The Violence of These Women Blazes at Our Door: A New Approach to the Violent Rituals of Ancient Greek Women
The religious experience of women in ancient Greece is a difficult reality to uncover. There is very little in the way of epigraphical and historiographical evidence that preserves the voice of women themselves and our evidence is heavily defined by the male authors of the time. This issue of inadequate evidence is further problematised when one is to consider the rare and extreme cases of violence performed by women within a ritual context.

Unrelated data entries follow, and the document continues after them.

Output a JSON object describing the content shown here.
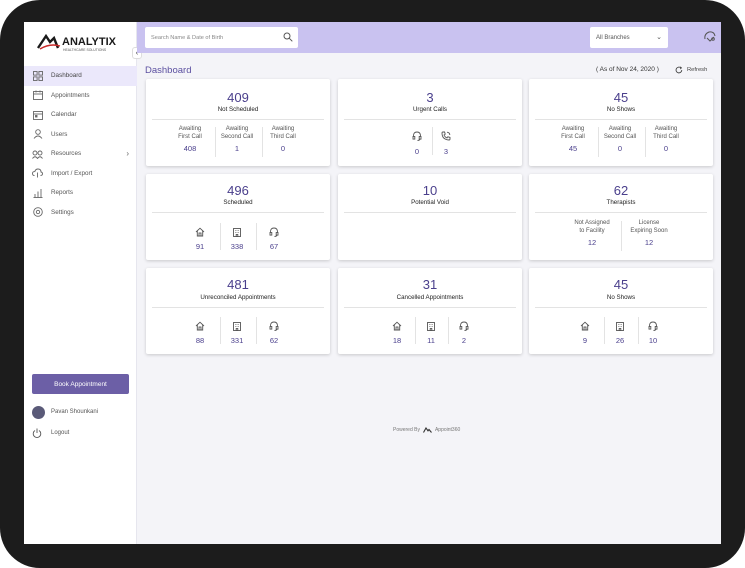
{
  "brand": {
    "name": "ANALYTIX",
    "tagline": "HEALTHCARE SOLUTIONS"
  },
  "sidebar": {
    "items": [
      {
        "label": "Dashboard",
        "icon": "grid-icon",
        "active": true
      },
      {
        "label": "Appointments",
        "icon": "appointments-icon"
      },
      {
        "label": "Calendar",
        "icon": "calendar-icon"
      },
      {
        "label": "Users",
        "icon": "user-icon"
      },
      {
        "label": "Resources",
        "icon": "resources-icon",
        "has_submenu": true
      },
      {
        "label": "Import / Export",
        "icon": "cloud-icon"
      },
      {
        "label": "Reports",
        "icon": "bar-chart-icon"
      },
      {
        "label": "Settings",
        "icon": "gear-icon"
      }
    ],
    "book_button": "Book Appointment",
    "user_name": "Pavan Shounkani",
    "logout": "Logout"
  },
  "topbar": {
    "search_placeholder": "Search Name & Date of Birth",
    "branch_select": "All Branches"
  },
  "page": {
    "title": "Dashboard",
    "as_of": "( As of Nov 24, 2020 )",
    "refresh": "Refresh"
  },
  "cards": {
    "not_scheduled": {
      "value": "409",
      "label": "Not Scheduled",
      "cols": [
        {
          "label": "Awaiting First Call",
          "l1": "Awaiting",
          "l2": "First Call",
          "value": "408"
        },
        {
          "label": "Awaiting Second Call",
          "l1": "Awaiting",
          "l2": "Second Call",
          "value": "1"
        },
        {
          "label": "Awaiting Third Call",
          "l1": "Awaiting",
          "l2": "Third Call",
          "value": "0"
        }
      ]
    },
    "urgent_calls": {
      "value": "3",
      "label": "Urgent Calls",
      "cols": [
        {
          "icon": "headset-icon",
          "value": "0"
        },
        {
          "icon": "phone-icon",
          "value": "3"
        }
      ]
    },
    "no_shows_top": {
      "value": "45",
      "label": "No Shows",
      "cols": [
        {
          "l1": "Awaiting",
          "l2": "First Call",
          "value": "45"
        },
        {
          "l1": "Awaiting",
          "l2": "Second Call",
          "value": "0"
        },
        {
          "l1": "Awaiting",
          "l2": "Third Call",
          "value": "0"
        }
      ]
    },
    "scheduled": {
      "value": "496",
      "label": "Scheduled",
      "cols": [
        {
          "icon": "home-icon",
          "value": "91"
        },
        {
          "icon": "building-icon",
          "value": "338"
        },
        {
          "icon": "headset-icon",
          "value": "67"
        }
      ]
    },
    "potential_void": {
      "value": "10",
      "label": "Potential Void"
    },
    "therapists": {
      "value": "62",
      "label": "Therapists",
      "cols": [
        {
          "l1": "Not Assigned",
          "l2": "to Facility",
          "value": "12"
        },
        {
          "l1": "License",
          "l2": "Expiring Soon",
          "value": "12"
        }
      ]
    },
    "unreconciled": {
      "value": "481",
      "label": "Unreconciled Appointments",
      "cols": [
        {
          "icon": "home-icon",
          "value": "88"
        },
        {
          "icon": "building-icon",
          "value": "331"
        },
        {
          "icon": "headset-icon",
          "value": "62"
        }
      ]
    },
    "cancelled": {
      "value": "31",
      "label": "Cancelled Appointments",
      "cols": [
        {
          "icon": "home-icon",
          "value": "18"
        },
        {
          "icon": "building-icon",
          "value": "11"
        },
        {
          "icon": "headset-icon",
          "value": "2"
        }
      ]
    },
    "no_shows_bottom": {
      "value": "45",
      "label": "No Shows",
      "cols": [
        {
          "icon": "home-icon",
          "value": "9"
        },
        {
          "icon": "building-icon",
          "value": "26"
        },
        {
          "icon": "headset-icon",
          "value": "10"
        }
      ]
    }
  },
  "footer": {
    "powered_by": "Powered By",
    "product": "Appoint360"
  },
  "colors": {
    "accent": "#5b4fa0",
    "topbar": "#c9c2f0",
    "button": "#6c5fa6",
    "active_nav": "#ebe8fb"
  }
}
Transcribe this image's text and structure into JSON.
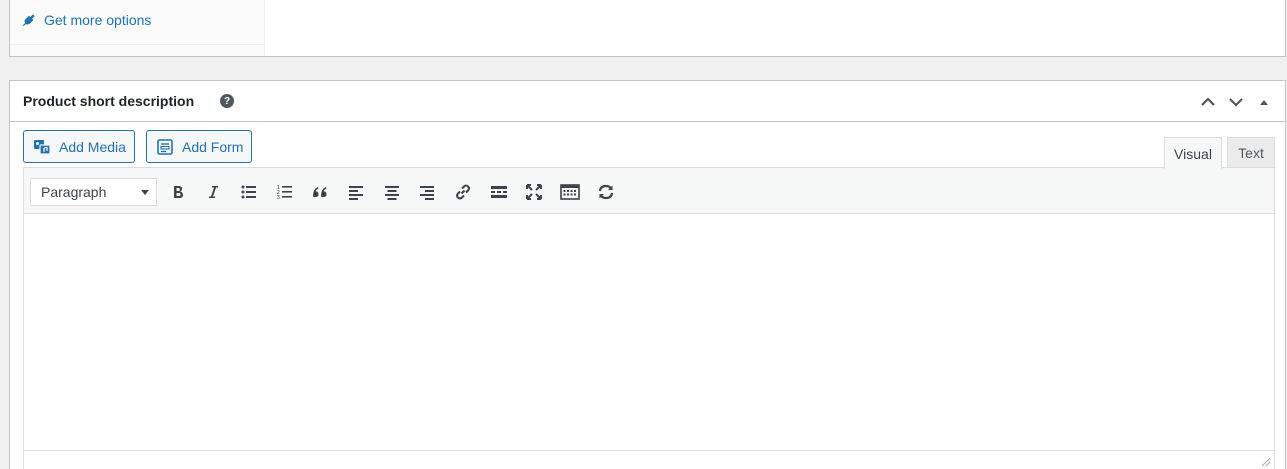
{
  "product_data": {
    "more_options_label": "Get more options",
    "more_options_icon": "plugins-icon"
  },
  "short_description": {
    "title": "Product short description",
    "help_icon": "?",
    "actions": [
      "move-up-icon",
      "move-down-icon",
      "toggle-panel-icon"
    ]
  },
  "media_buttons": {
    "add_media": "Add Media",
    "add_form": "Add Form"
  },
  "editor_tabs": {
    "visual": "Visual",
    "text": "Text",
    "active": "visual"
  },
  "toolbar": {
    "format_value": "Paragraph",
    "buttons": [
      "bold",
      "italic",
      "bulleted-list",
      "numbered-list",
      "blockquote",
      "align-left",
      "align-center",
      "align-right",
      "insert-link",
      "read-more",
      "fullscreen",
      "toolbar-toggle",
      "refresh"
    ]
  },
  "colors": {
    "link": "#2271b1",
    "border": "#c3c4c7",
    "toolbar_bg": "#f6f7f7",
    "page_bg": "#f0f0f1"
  }
}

The traditional methodological approaches to these violent cases have often understood women via these ideologically androcentric accounts which tend to reduce the actions of women to aberrant and scandalously extreme outliers, unwelcome in their polis communities.

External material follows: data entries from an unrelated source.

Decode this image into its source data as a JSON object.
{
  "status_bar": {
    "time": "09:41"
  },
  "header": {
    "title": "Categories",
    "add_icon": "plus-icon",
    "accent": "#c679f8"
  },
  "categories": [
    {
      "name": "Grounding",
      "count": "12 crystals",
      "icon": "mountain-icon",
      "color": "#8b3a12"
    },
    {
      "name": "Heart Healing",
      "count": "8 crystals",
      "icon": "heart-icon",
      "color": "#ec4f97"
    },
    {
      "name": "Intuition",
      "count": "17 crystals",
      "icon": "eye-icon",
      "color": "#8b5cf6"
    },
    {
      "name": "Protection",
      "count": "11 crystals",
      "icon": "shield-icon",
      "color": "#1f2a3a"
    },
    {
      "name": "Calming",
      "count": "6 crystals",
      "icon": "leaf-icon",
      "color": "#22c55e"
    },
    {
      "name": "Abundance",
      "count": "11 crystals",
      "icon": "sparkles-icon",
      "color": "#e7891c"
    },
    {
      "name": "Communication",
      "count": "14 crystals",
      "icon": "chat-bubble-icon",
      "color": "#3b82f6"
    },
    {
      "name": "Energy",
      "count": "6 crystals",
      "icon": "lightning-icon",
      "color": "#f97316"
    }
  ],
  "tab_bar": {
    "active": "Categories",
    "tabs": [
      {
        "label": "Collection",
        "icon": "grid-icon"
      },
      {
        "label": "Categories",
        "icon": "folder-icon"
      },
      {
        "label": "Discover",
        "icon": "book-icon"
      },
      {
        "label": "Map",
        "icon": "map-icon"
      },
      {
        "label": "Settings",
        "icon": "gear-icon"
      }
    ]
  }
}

This thesis aims to add to the existing corpus of methodological approaches by proposing a new lens for the interpretation of women’s violent ritual practices, one that attempts to re-legitimise the violent rituals of women as necessary components of their poleis and authentic aspects of women’s ritual reality. This lens understands that ritual violence might be best understood as a ‘rupture’ to the social fabric that encircles the institution of religious practice. Building on the valuable framework of the traditional ‘functionalist’ approach to women in religion, the theoretical schema proposed in this thesis synthesises two pre-existing methodologies. Barbara Goff’s lens of an ideological theory of agency proposed in her 2004 publication Citizen Bacchae, combined with Pierre Brulé’s ‘safety-valve theory’ of religion in his 2003 work Women of Ancient Greece, come together to accept that women could exercise agency within their ritual spaces in a way that served to reconcile their own subjugated position in society. When the agency exceeds the expectations of the androcratic polis (who administer the tangible aspects of ritual practice), however, the evidence of male unease directed toward these violent cases indicates that something more than simple female agential activity is taking place. Women’s violence in ritual, therefore, might be considered an agentially forced widening of the safety-valve boundaries, here defined as a ‘rupture’. By interpreting women’s ritual violence by way of a ‘rupture’ to the safety-valve, we stand to re-legitimise the rare and extraordinary violent rituals of women.